Valerio Cappozzo is Associate Professor and Director of the Italian Program at the University of Mississippi, co-Editor-in-Chief of Annali d’Italianistica, member of the MLA Forum Executive Committee (LLC Medieval and Renaissance Italian), member of the Executive Committee of the Comitato Nazionale Leonardo Sciascia, member of the Scientific Committee of the Fondazione Giorgio Bassani, and Vice-president of the American Boccaccio Association. With a specialization in literary criticism and material philology, he works primarily on the manuscript transmission of manuals for the interpretation of dreams during the Middle Ages, with particular reference to Dante and early Italian literature. His monograph, Dizionario dei sogni nel Medioevo. Il Somniale Danielis in manoscritti letterari has been published in 2018 by Leo S. Olschki in Florence.

Ron Jenkins, a recipient of Guggenheim and Fulbright Fellowships, has facilitated theater workshops inspired by Dante in prisons in Italy, Indonesia, and the United States. An honorary fellow of the Dante Society of America, Jenkins has written for the The Yale ISM Review, The Jakarta Post, Quaderni di Teatro Carcere, and the New York Times, among other publications. His most recent book is Resurrezione dei Santi: Tragicommedia Sacra a Venafro (Bulzoni: Rome 2019). His writing on prison issues was supported by a residency at the Rockefeller Foundation’s Bellagio Center.

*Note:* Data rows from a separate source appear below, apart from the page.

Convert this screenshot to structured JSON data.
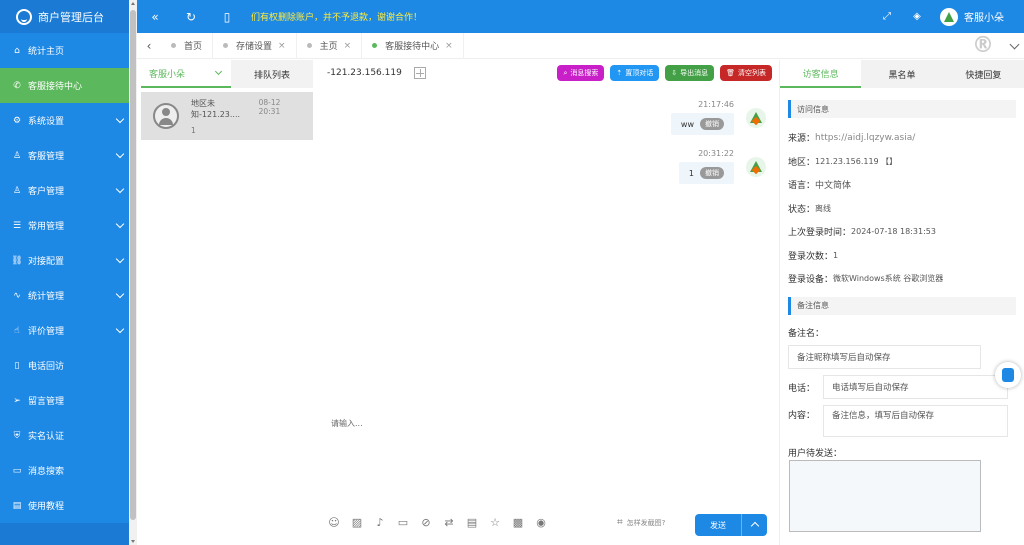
{
  "sidebar": {
    "title": "商户管理后台",
    "items": [
      {
        "label": "统计主页",
        "icon": "home-icon",
        "glyph": "⌂",
        "chevron": false
      },
      {
        "label": "客服接待中心",
        "icon": "service-icon",
        "glyph": "✆",
        "chevron": false
      },
      {
        "label": "系统设置",
        "icon": "gear-icon",
        "glyph": "⚙",
        "chevron": true
      },
      {
        "label": "客服管理",
        "icon": "user-icon",
        "glyph": "♙",
        "chevron": true
      },
      {
        "label": "客户管理",
        "icon": "customers-icon",
        "glyph": "♙",
        "chevron": true
      },
      {
        "label": "常用管理",
        "icon": "document-icon",
        "glyph": "☰",
        "chevron": true
      },
      {
        "label": "对接配置",
        "icon": "link-icon",
        "glyph": "⛓",
        "chevron": true
      },
      {
        "label": "统计管理",
        "icon": "chart-icon",
        "glyph": "∿",
        "chevron": true
      },
      {
        "label": "评价管理",
        "icon": "thumb-up-icon",
        "glyph": "☝",
        "chevron": true
      },
      {
        "label": "电话回访",
        "icon": "phone-icon",
        "glyph": "▯",
        "chevron": false
      },
      {
        "label": "留言管理",
        "icon": "send-icon",
        "glyph": "➢",
        "chevron": false
      },
      {
        "label": "实名认证",
        "icon": "shield-icon",
        "glyph": "⛨",
        "chevron": false
      },
      {
        "label": "消息搜索",
        "icon": "message-icon",
        "glyph": "▭",
        "chevron": false
      },
      {
        "label": "使用教程",
        "icon": "book-icon",
        "glyph": "▤",
        "chevron": false
      }
    ],
    "active_index": 1
  },
  "topbar": {
    "notice": "们有权删除账户，并不予退款，谢谢合作！",
    "username": "客服小朵",
    "icons": {
      "collapse": "«",
      "refresh": "↻",
      "mobile": "▯",
      "fullscreen": "⤢",
      "skin": "◈"
    }
  },
  "tabs": [
    {
      "label": "首页",
      "closable": false,
      "active": false
    },
    {
      "label": "存储设置",
      "closable": true,
      "active": false
    },
    {
      "label": "主页",
      "closable": true,
      "active": false
    },
    {
      "label": "客服接待中心",
      "closable": true,
      "active": true
    }
  ],
  "tab_close_glyph": "×",
  "left_panel": {
    "tab_active": "客服小朵",
    "tab_queue": "排队列表",
    "visitor": {
      "name": "地区未知-121.23....",
      "time": "08-12 20:31",
      "last_msg": "1"
    }
  },
  "chat": {
    "ip": "-121.23.156.119",
    "buttons": [
      {
        "label": "消息搜索",
        "color": "#c81fc8",
        "glyph": "⌕"
      },
      {
        "label": "置顶对话",
        "color": "#2196f3",
        "glyph": "⇡"
      },
      {
        "label": "导出消息",
        "color": "#43a047",
        "glyph": "⇩"
      },
      {
        "label": "清空列表",
        "color": "#c62828",
        "glyph": "🗑"
      }
    ],
    "messages": [
      {
        "time": "21:17:46",
        "text": "ww",
        "revoke": "撤销"
      },
      {
        "time": "20:31:22",
        "text": "1",
        "revoke": "撤销"
      }
    ],
    "input_placeholder": "请输入...",
    "screenshot_hint": "怎样发截图?",
    "send_label": "发送",
    "toolbar_glyphs": [
      "☺",
      "▨",
      "♪",
      "▭",
      "⊘",
      "⇄",
      "▤",
      "☆",
      "▩",
      "◉"
    ]
  },
  "right_panel": {
    "tabs": [
      "访客信息",
      "黑名单",
      "快捷回复"
    ],
    "visit_section": "访问信息",
    "fields": [
      {
        "k": "来源：",
        "v": "https://aidj.lqzyw.asia/",
        "cls": "url"
      },
      {
        "k": "地区：",
        "v": "121.23.156.119 【】",
        "cls": ""
      },
      {
        "k": "语言：",
        "v": "中文简体",
        "cls": "big"
      },
      {
        "k": "状态：",
        "v": "离线",
        "cls": ""
      },
      {
        "k": "上次登录时间：",
        "v": "2024-07-18 18:31:53",
        "cls": ""
      },
      {
        "k": "登录次数：",
        "v": "1",
        "cls": ""
      },
      {
        "k": "登录设备：",
        "v": "微软Windows系统 谷歌浏览器",
        "cls": ""
      }
    ],
    "remark_section": "备注信息",
    "remark_name_label": "备注名：",
    "remark_name_placeholder": "备注昵称填写后自动保存",
    "phone_label": "电话：",
    "phone_placeholder": "电话填写后自动保存",
    "content_label": "内容：",
    "content_placeholder": "备注信息，填写后自动保存",
    "pending_label": "用户待发送："
  }
}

Jenkins is professor of Theater at Wesleyan University and a frequent visiting Professor of Literature and Religion at the Yale Divinity School’s Institute of Sacred Music.

Dennis Looney, since 2014, has served as director of the Office of Programs and director of the Association of Departments of Foreign Languages at the Modern Language Association. From 1986 to 2013, he taught Italian at the University of Pittsburgh. Publications include Compromising the Classics: Romance Epic Narrative in the Italian Renaissance (1996), and Freedom Readers: The African American Reception of Dante Alighieri and the Divine Comedy (2011), which received the American Association of Italian Studies Book Prize in 2011. More recently, he edited and translated Ludovico Ariosto’s Latin Poetry (2018).

Nicole Pagano has led classes on the Divine Comedy in various adult settings, including the San Francisco County Jail, Incarnation Monastery, and the School for Applied Theology. A native of the Washington, DC area, she was a valedictorian at Georgetown University and earned a master’s degree from the Graduate Theological Union in Art and Religion. There she designed her coursework to focus exclusively on Dante’s works and the philosophy and theology of his time. Ms. Pagano lives and works in Berkeley, CA, where she currently serves as Chief of Staff to Nobel Laureate Saul Perlmutter at the University of California.

  • Organizzato da: Italian Cultural Institute SF
  • In collaborazione con: Consulate General of Italy in SF